**WHAT THIS TASK INVOLVES**
For each line of the data below, copy it if it holds the word "QuickSort".

**RECORDS FOR THE TASK**
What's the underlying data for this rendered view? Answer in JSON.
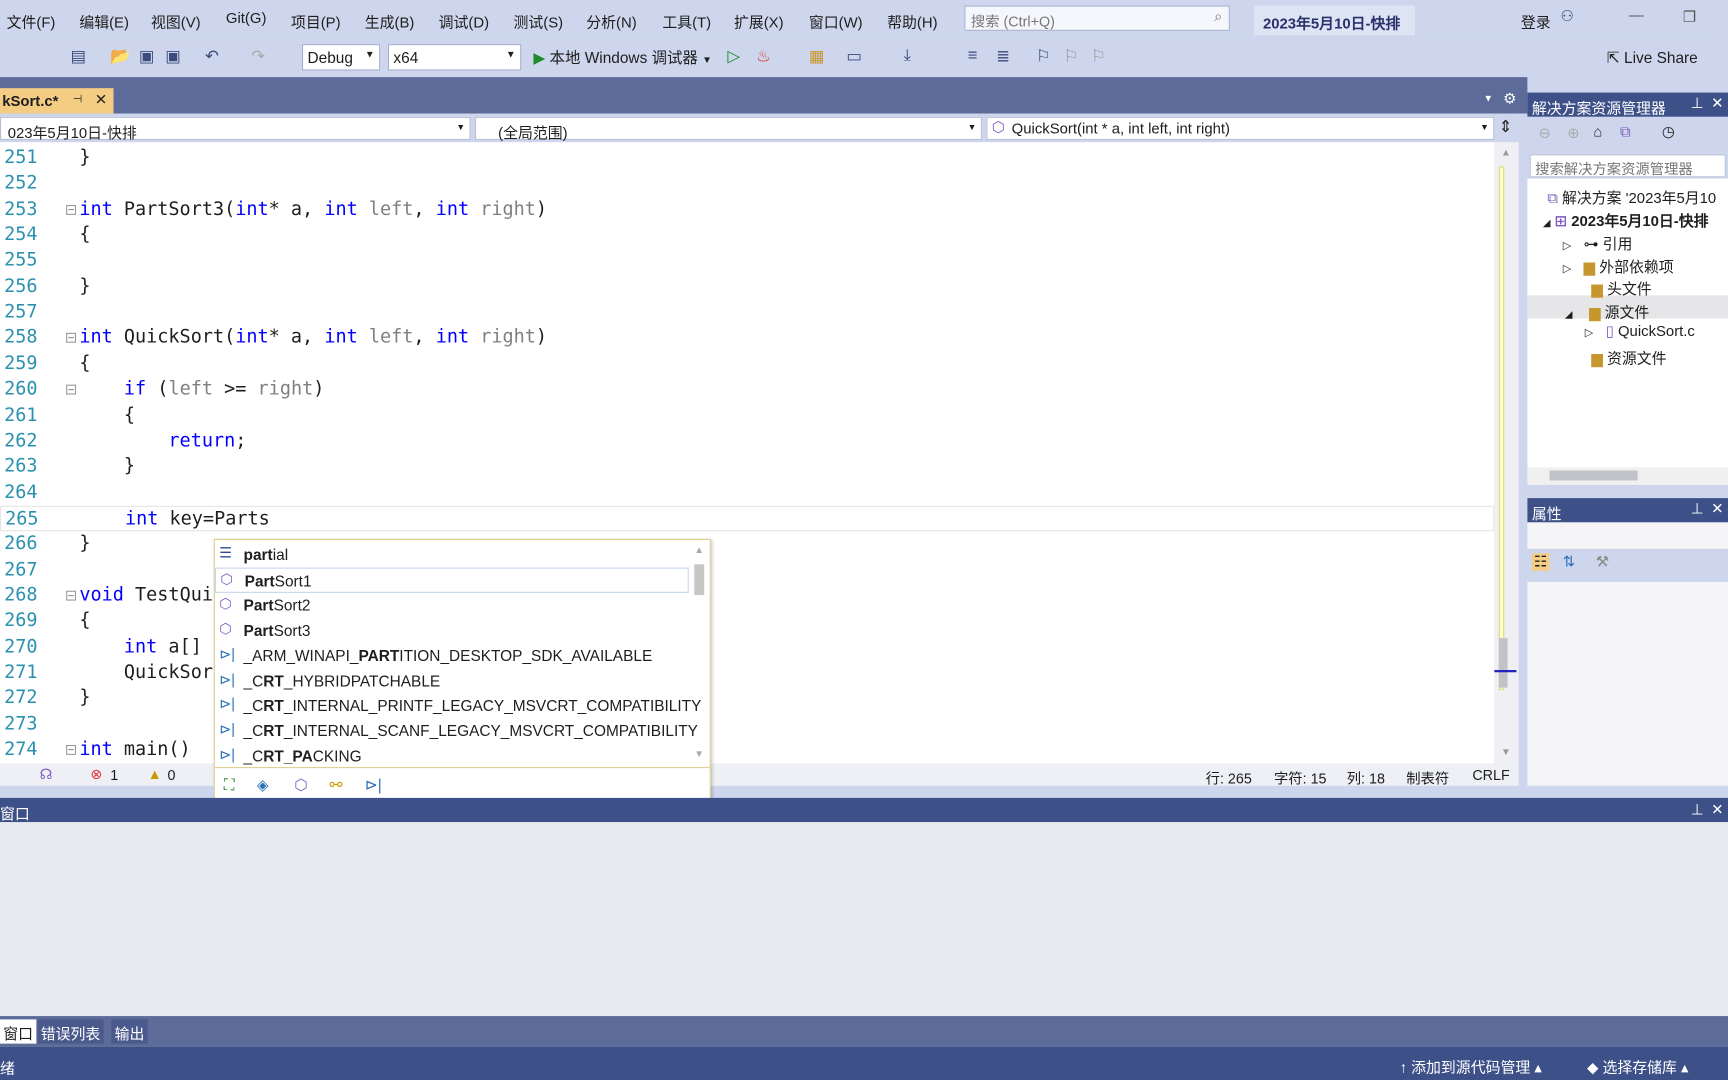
{
  "menu": [
    "文件(F)",
    "编辑(E)",
    "视图(V)",
    "Git(G)",
    "项目(P)",
    "生成(B)",
    "调试(D)",
    "测试(S)",
    "分析(N)",
    "工具(T)",
    "扩展(X)",
    "窗口(W)",
    "帮助(H)"
  ],
  "search": {
    "placeholder": "搜索 (Ctrl+Q)"
  },
  "window_title": "2023年5月10日-快排",
  "sign_in": "登录",
  "toolbar": {
    "config": "Debug",
    "platform": "x64",
    "run_label": "本地 Windows 调试器",
    "live_share": "Live Share"
  },
  "doc_tab": {
    "label": "kSort.c*"
  },
  "navbar": {
    "project": "023年5月10日-快排",
    "scope": "(全局范围)",
    "member": "QuickSort(int * a, int left, int right)"
  },
  "code": [
    {
      "n": "251",
      "t": "}"
    },
    {
      "n": "252",
      "t": ""
    },
    {
      "n": "253",
      "t": "int PartSort3(int* a, int left, int right)"
    },
    {
      "n": "254",
      "t": "{"
    },
    {
      "n": "255",
      "t": ""
    },
    {
      "n": "256",
      "t": "}"
    },
    {
      "n": "257",
      "t": ""
    },
    {
      "n": "258",
      "t": "int QuickSort(int* a, int left, int right)"
    },
    {
      "n": "259",
      "t": "{"
    },
    {
      "n": "260",
      "t": "    if (left >= right)"
    },
    {
      "n": "261",
      "t": "    {"
    },
    {
      "n": "262",
      "t": "        return;"
    },
    {
      "n": "263",
      "t": "    }"
    },
    {
      "n": "264",
      "t": ""
    },
    {
      "n": "265",
      "t": "    int key=Parts"
    },
    {
      "n": "266",
      "t": "}"
    },
    {
      "n": "267",
      "t": ""
    },
    {
      "n": "268",
      "t": "void TestQui"
    },
    {
      "n": "269",
      "t": "{"
    },
    {
      "n": "270",
      "t": "    int a[]"
    },
    {
      "n": "271",
      "t": "    QuickSor"
    },
    {
      "n": "272",
      "t": "}"
    },
    {
      "n": "273",
      "t": ""
    },
    {
      "n": "274",
      "t": "int main()"
    }
  ],
  "autocomplete": {
    "items": [
      {
        "icon": "keyword-icon",
        "bold": "part",
        "rest": "ial",
        "pre": ""
      },
      {
        "icon": "function-icon",
        "bold": "Part",
        "rest": "Sort1",
        "pre": "",
        "selected": true
      },
      {
        "icon": "function-icon",
        "bold": "Part",
        "rest": "Sort2",
        "pre": ""
      },
      {
        "icon": "function-icon",
        "bold": "Part",
        "rest": "Sort3",
        "pre": ""
      },
      {
        "icon": "macro-icon",
        "pre": "_ARM_WINAPI_",
        "bold": "PART",
        "rest": "ITION_DESKTOP_SDK_AVAILABLE"
      },
      {
        "icon": "macro-icon",
        "pre": "_C",
        "bold": "RT",
        "rest": "_HYBRIDPATCHABLE"
      },
      {
        "icon": "macro-icon",
        "pre": "_C",
        "bold": "RT",
        "rest": "_INTERNAL_PRINTF_LEGACY_MSVCRT_COMPATIBILITY"
      },
      {
        "icon": "macro-icon",
        "pre": "_C",
        "bold": "RT",
        "rest": "_INTERNAL_SCANF_LEGACY_MSVCRT_COMPATIBILITY"
      },
      {
        "icon": "macro-icon",
        "pre": "_C",
        "bold": "RT_PA",
        "rest": "CKING"
      }
    ]
  },
  "editor_status": {
    "errors": "1",
    "warnings": "0",
    "line": "行: 265",
    "char": "字符: 15",
    "col": "列: 18",
    "tabs": "制表符",
    "eol": "CRLF"
  },
  "solution_explorer": {
    "title": "解决方案资源管理器",
    "search_placeholder": "搜索解决方案资源管理器",
    "items": [
      {
        "label": "解决方案 '2023年5月10"
      },
      {
        "label": "2023年5月10日-快排"
      },
      {
        "label": "引用"
      },
      {
        "label": "外部依赖项"
      },
      {
        "label": "头文件"
      },
      {
        "label": "源文件"
      },
      {
        "label": "QuickSort.c"
      },
      {
        "label": "资源文件"
      }
    ]
  },
  "properties": {
    "title": "属性"
  },
  "bottom_panel": {
    "title": "窗口",
    "tabs": [
      "窗口",
      "错误列表",
      "输出"
    ]
  },
  "statusbar": {
    "ready": "绪",
    "add_source": "添加到源代码管理",
    "select_repo": "选择存储库"
  }
}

**SOLUTION FOR THIS TASK**
    "member": "QuickSort(int * a, int left, int right)"
      "t": "int QuickSort(int* a, int left, int right)"
        "label": "QuickSort.c"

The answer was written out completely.